Component data from apps and pages
═══

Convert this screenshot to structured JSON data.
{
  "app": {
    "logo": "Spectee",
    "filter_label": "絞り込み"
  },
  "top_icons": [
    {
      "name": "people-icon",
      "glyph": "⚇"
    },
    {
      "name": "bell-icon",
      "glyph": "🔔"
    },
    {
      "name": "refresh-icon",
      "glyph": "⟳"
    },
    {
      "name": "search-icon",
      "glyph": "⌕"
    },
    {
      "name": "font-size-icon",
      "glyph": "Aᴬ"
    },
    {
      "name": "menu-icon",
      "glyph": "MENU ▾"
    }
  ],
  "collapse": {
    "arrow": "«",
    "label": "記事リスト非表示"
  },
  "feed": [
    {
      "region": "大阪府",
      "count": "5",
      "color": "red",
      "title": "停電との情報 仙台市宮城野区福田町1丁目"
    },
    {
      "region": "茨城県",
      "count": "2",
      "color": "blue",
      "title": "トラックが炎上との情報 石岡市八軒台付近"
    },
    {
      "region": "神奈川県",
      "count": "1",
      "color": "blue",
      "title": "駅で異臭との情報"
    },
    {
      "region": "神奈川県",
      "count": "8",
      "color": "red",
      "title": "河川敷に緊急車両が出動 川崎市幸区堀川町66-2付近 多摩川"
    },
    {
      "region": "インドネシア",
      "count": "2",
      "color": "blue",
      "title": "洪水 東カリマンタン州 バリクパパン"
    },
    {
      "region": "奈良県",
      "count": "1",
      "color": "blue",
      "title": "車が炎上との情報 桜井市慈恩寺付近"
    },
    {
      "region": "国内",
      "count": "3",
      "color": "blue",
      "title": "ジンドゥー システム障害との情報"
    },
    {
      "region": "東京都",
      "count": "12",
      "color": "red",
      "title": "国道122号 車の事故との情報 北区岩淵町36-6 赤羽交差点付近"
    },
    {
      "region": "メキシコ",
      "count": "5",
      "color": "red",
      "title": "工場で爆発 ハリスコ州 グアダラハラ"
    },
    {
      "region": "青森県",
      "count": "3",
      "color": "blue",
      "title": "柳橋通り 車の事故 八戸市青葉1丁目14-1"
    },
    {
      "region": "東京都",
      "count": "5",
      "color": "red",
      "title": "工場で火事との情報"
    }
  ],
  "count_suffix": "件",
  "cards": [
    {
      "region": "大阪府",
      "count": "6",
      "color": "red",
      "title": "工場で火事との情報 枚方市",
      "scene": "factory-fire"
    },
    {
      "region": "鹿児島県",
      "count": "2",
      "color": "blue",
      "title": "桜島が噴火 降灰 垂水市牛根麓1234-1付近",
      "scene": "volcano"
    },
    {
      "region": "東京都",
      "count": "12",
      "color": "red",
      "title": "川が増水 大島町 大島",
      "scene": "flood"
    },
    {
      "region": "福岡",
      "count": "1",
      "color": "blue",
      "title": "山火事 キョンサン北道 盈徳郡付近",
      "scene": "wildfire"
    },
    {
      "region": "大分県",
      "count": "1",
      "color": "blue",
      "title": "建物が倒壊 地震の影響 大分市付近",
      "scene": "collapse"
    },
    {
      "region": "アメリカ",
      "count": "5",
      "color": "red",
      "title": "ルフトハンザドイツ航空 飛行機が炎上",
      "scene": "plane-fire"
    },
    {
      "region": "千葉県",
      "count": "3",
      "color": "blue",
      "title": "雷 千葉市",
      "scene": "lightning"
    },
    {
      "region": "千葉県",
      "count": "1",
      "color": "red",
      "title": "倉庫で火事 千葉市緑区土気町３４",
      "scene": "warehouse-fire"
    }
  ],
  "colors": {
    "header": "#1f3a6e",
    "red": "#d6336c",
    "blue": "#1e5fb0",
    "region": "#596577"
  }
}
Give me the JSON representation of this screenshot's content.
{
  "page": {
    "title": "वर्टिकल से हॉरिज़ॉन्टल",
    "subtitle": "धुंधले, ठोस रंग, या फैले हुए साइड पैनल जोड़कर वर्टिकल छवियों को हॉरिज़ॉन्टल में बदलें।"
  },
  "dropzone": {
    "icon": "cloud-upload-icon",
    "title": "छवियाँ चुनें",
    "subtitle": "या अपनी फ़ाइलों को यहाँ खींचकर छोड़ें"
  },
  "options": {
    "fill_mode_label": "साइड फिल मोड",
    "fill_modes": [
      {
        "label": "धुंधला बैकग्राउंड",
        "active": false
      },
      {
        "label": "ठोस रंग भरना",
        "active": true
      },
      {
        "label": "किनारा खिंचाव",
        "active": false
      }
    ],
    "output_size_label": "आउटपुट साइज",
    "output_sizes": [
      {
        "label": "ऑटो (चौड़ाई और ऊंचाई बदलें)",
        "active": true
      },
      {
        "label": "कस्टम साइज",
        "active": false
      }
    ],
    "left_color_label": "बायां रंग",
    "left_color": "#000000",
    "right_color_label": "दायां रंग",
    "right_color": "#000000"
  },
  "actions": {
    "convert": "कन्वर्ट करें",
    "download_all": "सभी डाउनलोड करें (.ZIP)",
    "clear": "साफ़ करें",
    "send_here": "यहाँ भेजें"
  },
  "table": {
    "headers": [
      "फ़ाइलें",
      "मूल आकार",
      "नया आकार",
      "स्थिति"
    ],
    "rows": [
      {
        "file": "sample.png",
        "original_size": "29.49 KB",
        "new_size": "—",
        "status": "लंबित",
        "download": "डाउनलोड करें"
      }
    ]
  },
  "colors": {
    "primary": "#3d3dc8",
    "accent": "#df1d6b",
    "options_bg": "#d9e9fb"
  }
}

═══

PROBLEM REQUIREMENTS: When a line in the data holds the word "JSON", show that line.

OUTPUT OF THE EXERCISE:
Convert this screenshot to structured JSON data.
Give me the JSON representation of this screenshot's content.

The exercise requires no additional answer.